TRIZ at BRADford

At Bradford we first looked at how to use TRIZ to approach their problem of attracting more local students to their excellent accredited engineering courses. Bradford has a well established, good reputation for producing good engineers. Employment prospects are excellent for their graduates and they attract good students from all over the world. 

This problem solving with their team has only just begun and we hope to use TRIZ over the next two months to look for clear and detailed solution directions. I would like to show you how we have begun the process and at a later date show the progress of the problem solving with TRIZ on a very general and important problem. 

The old problems include issues like:- 

- How to reach and inspire mathematically able teenagers who are initially attracted to engineering and probably know little about it? 

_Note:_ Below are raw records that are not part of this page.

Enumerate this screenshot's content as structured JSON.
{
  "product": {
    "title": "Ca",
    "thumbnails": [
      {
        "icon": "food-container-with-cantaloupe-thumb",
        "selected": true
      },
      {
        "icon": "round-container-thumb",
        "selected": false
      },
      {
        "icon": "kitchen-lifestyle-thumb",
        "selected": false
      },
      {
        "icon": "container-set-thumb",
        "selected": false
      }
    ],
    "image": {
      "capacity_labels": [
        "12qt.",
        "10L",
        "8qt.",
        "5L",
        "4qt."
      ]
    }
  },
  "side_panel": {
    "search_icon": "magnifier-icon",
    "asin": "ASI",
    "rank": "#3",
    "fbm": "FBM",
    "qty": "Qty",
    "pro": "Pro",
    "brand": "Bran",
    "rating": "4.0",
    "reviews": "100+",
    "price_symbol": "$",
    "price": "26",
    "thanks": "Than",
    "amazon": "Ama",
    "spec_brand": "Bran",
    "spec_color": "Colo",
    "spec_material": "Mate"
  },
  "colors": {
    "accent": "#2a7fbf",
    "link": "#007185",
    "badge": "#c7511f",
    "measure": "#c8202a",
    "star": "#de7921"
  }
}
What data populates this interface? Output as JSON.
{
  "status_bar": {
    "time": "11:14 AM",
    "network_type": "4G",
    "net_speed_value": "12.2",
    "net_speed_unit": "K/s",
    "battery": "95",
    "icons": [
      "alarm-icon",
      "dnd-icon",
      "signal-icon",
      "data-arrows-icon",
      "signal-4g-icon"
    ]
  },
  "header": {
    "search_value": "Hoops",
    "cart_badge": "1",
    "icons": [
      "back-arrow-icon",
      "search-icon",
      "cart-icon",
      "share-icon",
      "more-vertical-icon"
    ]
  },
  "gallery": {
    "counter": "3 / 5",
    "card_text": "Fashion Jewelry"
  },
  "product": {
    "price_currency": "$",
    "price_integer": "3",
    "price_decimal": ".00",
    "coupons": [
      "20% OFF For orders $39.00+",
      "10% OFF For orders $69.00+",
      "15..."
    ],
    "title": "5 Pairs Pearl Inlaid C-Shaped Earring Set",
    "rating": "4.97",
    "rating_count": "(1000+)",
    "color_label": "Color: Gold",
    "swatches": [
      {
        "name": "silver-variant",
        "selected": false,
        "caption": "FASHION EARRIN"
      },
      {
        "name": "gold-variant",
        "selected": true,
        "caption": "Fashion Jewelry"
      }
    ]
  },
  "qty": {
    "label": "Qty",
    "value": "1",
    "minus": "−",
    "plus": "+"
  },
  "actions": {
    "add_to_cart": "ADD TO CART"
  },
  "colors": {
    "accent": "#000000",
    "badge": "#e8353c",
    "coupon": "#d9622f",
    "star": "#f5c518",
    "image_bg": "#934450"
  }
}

- Engineering (similar to subjects like music) needs ability, staying power and enthusiasm to succeed as it has great depth and the training is rigorous - how to ensure that students survive and flourish throughout such demanding courses? 

- How to attract more women? (The numbers seem unchanged since my day, sadly) 

Studied Mechanical Engineering

To begin looking at the Bradford University Problem we have to understand the following: 

  • The Problem 
  • What we want 
  • How we deliver what we want (the System) 

Defining what we want - problem, what we want and how we want it

The following is a brief guide to how TRIZ will help us.

Using TRIZ to help us solve problems 

TRIZ is a set of powerful tools which help us 

  • Understand, list and prioritise what we want (all our requirements/ benefits) 
  • Understand, analyse and map the right systems (and locate the right systems) for delivering what we want 
  • Get the system right - Identify the problems and the causes of the problems (remove or reduce the gaps between our requirements and the system) 
  • Define HOW our system doesnĂ­t deliver what we want (harms, insufficiencies, excesses or contradictions) to see which problems to solve and which order to solve them in. 
  • Solve the Problems with TRIZ to get the right system right to deliver our needs 

Everything we do involves delivering WHAT WE WANT by some kind of SYSTEM. Often the system delivers some of what we want but not everything - whenever there are gaps, there are problems; whenever the system delivers more than we want there are problems like cost and complexity; therefore problem-solving is needed whenever and wherever our system does not deliver exactly what we want.  This applies to all problems be they technical or management or any problem in life. So to start solving the Bradford Problem we need to define

What we want - benefits
The System (we need to find the right system level)
The Problem = the gaps between benefits and the system

The Problem

In TRIZ it does not matter in which order we define each of the three- which is just as well because in real life we come at problems from many different places. At Bradford we started in the usual place with the problem.

We defined - 

The Problem (and its context)
What we want = outcomes we want (we being the staff of the engineering department)
The System (the engineering department of Bradford University)

Using TRIZ for Problem Understanding

Understanding the problem in context helps us subsequently to understand what we want and how the system fails us - the causes of our problem. This is a long-term problem probably with long-term solutions so we examined the context of the problem - and looked at where we are now, how this has changed in the last 5-10 years, and where we want to be in the next 5-10 years.

The TRIZ tool for this is the 9 Windows Tool for Problem Understanding and setting our problem in a clear context of Time and Space (this tool is also known as Thinking in Time and Space). The first three questions below are essential to understanding what we are doing and why and are written in a simple 9-Windows chart.

What is the Problem?
State overall Problem with this system .  Write in PRESENT central box of 9 Boxes
Top of the head answer, don’t agonise - we can re-define later if necessary

History of Problem
Write in PAST central boxes

What is the end result we want?
What are we trying to do? What Solution would we like? Write this in the FUTURE Central box.



Report prepared by:

Karen Gadd 
Oxford Creativity

Full Using TRIZ at University Case Study (PDF)